- _What is expected_
Your job here is to restate every record exactly, pictures excluded.

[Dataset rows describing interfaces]
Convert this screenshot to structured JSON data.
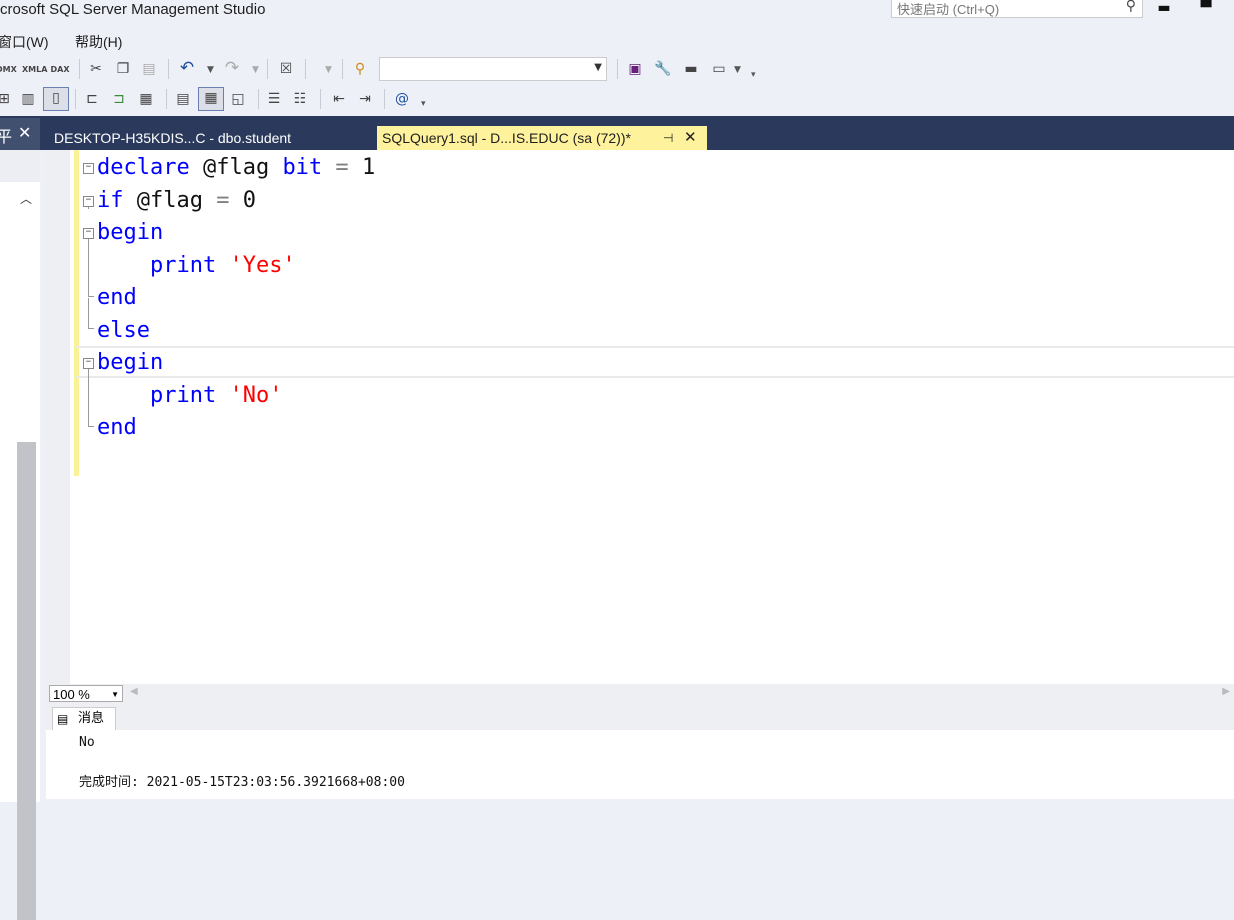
{
  "window": {
    "title": "crosoft SQL Server Management Studio",
    "quick_launch_placeholder": "快速启动 (Ctrl+Q)",
    "minimize": "▬",
    "maximize": "▀"
  },
  "menu": {
    "items": [
      {
        "label": "窗口(W)"
      },
      {
        "label": "帮助(H)"
      }
    ]
  },
  "toolbar1": {
    "dmx_label": "DMX",
    "xmla_label": "XMLA",
    "dax_label": "DAX"
  },
  "tabs": {
    "left_panel_glyph": "平",
    "left_panel_close": "✕",
    "tab1": "DESKTOP-H35KDIS...C - dbo.student",
    "tab2": "SQLQuery1.sql - D...IS.EDUC (sa (72))*",
    "tab2_pin": "⊣",
    "tab2_close": "✕"
  },
  "editor": {
    "lines": [
      [
        {
          "t": "declare",
          "c": "kw"
        },
        {
          "t": " @flag ",
          "c": "id"
        },
        {
          "t": "bit",
          "c": "kw"
        },
        {
          "t": " = ",
          "c": "op"
        },
        {
          "t": "1",
          "c": "id"
        }
      ],
      [
        {
          "t": "if",
          "c": "kw"
        },
        {
          "t": " @flag ",
          "c": "id"
        },
        {
          "t": "=",
          "c": "op"
        },
        {
          "t": " 0",
          "c": "id"
        }
      ],
      [
        {
          "t": "begin",
          "c": "kw"
        }
      ],
      [
        {
          "t": "    print ",
          "c": "kw"
        },
        {
          "t": "'Yes'",
          "c": "str"
        }
      ],
      [
        {
          "t": "end",
          "c": "kw"
        }
      ],
      [
        {
          "t": "else",
          "c": "kw"
        }
      ],
      [
        {
          "t": "begin",
          "c": "kw"
        }
      ],
      [
        {
          "t": "    print ",
          "c": "kw"
        },
        {
          "t": "'No'",
          "c": "str"
        }
      ],
      [
        {
          "t": "end",
          "c": "kw"
        }
      ]
    ],
    "colors": {
      "keyword": "#0000ff",
      "string": "#ff0000",
      "operator": "#808080"
    }
  },
  "zoom": {
    "value": "100 %"
  },
  "results": {
    "tab_label": "消息",
    "message": "No",
    "completion": "完成时间: 2021-05-15T23:03:56.3921668+08:00"
  }
}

- _Completed exercise_
Convert this screenshot to structured JSON data.
{
  "window": {
    "title": "crosoft SQL Server Management Studio",
    "quick_launch_placeholder": "快速启动 (Ctrl+Q)",
    "minimize": "▬",
    "maximize": "▀"
  },
  "menu": {
    "items": [
      {
        "label": "窗口(W)"
      },
      {
        "label": "帮助(H)"
      }
    ]
  },
  "toolbar1": {
    "dmx_label": "DMX",
    "xmla_label": "XMLA",
    "dax_label": "DAX"
  },
  "tabs": {
    "left_panel_glyph": "平",
    "left_panel_close": "✕",
    "tab1": "DESKTOP-H35KDIS...C - dbo.student",
    "tab2": "SQLQuery1.sql - D...IS.EDUC (sa (72))*",
    "tab2_pin": "⊣",
    "tab2_close": "✕"
  },
  "editor": {
    "lines": [
      [
        {
          "t": "declare",
          "c": "kw"
        },
        {
          "t": " @flag ",
          "c": "id"
        },
        {
          "t": "bit",
          "c": "kw"
        },
        {
          "t": " = ",
          "c": "op"
        },
        {
          "t": "1",
          "c": "id"
        }
      ],
      [
        {
          "t": "if",
          "c": "kw"
        },
        {
          "t": " @flag ",
          "c": "id"
        },
        {
          "t": "=",
          "c": "op"
        },
        {
          "t": " 0",
          "c": "id"
        }
      ],
      [
        {
          "t": "begin",
          "c": "kw"
        }
      ],
      [
        {
          "t": "    print ",
          "c": "kw"
        },
        {
          "t": "'Yes'",
          "c": "str"
        }
      ],
      [
        {
          "t": "end",
          "c": "kw"
        }
      ],
      [
        {
          "t": "else",
          "c": "kw"
        }
      ],
      [
        {
          "t": "begin",
          "c": "kw"
        }
      ],
      [
        {
          "t": "    print ",
          "c": "kw"
        },
        {
          "t": "'No'",
          "c": "str"
        }
      ],
      [
        {
          "t": "end",
          "c": "kw"
        }
      ]
    ],
    "colors": {
      "keyword": "#0000ff",
      "string": "#ff0000",
      "operator": "#808080"
    }
  },
  "zoom": {
    "value": "100 %"
  },
  "results": {
    "tab_label": "消息",
    "message": "No",
    "completion": "完成时间: 2021-05-15T23:03:56.3921668+08:00"
  }
}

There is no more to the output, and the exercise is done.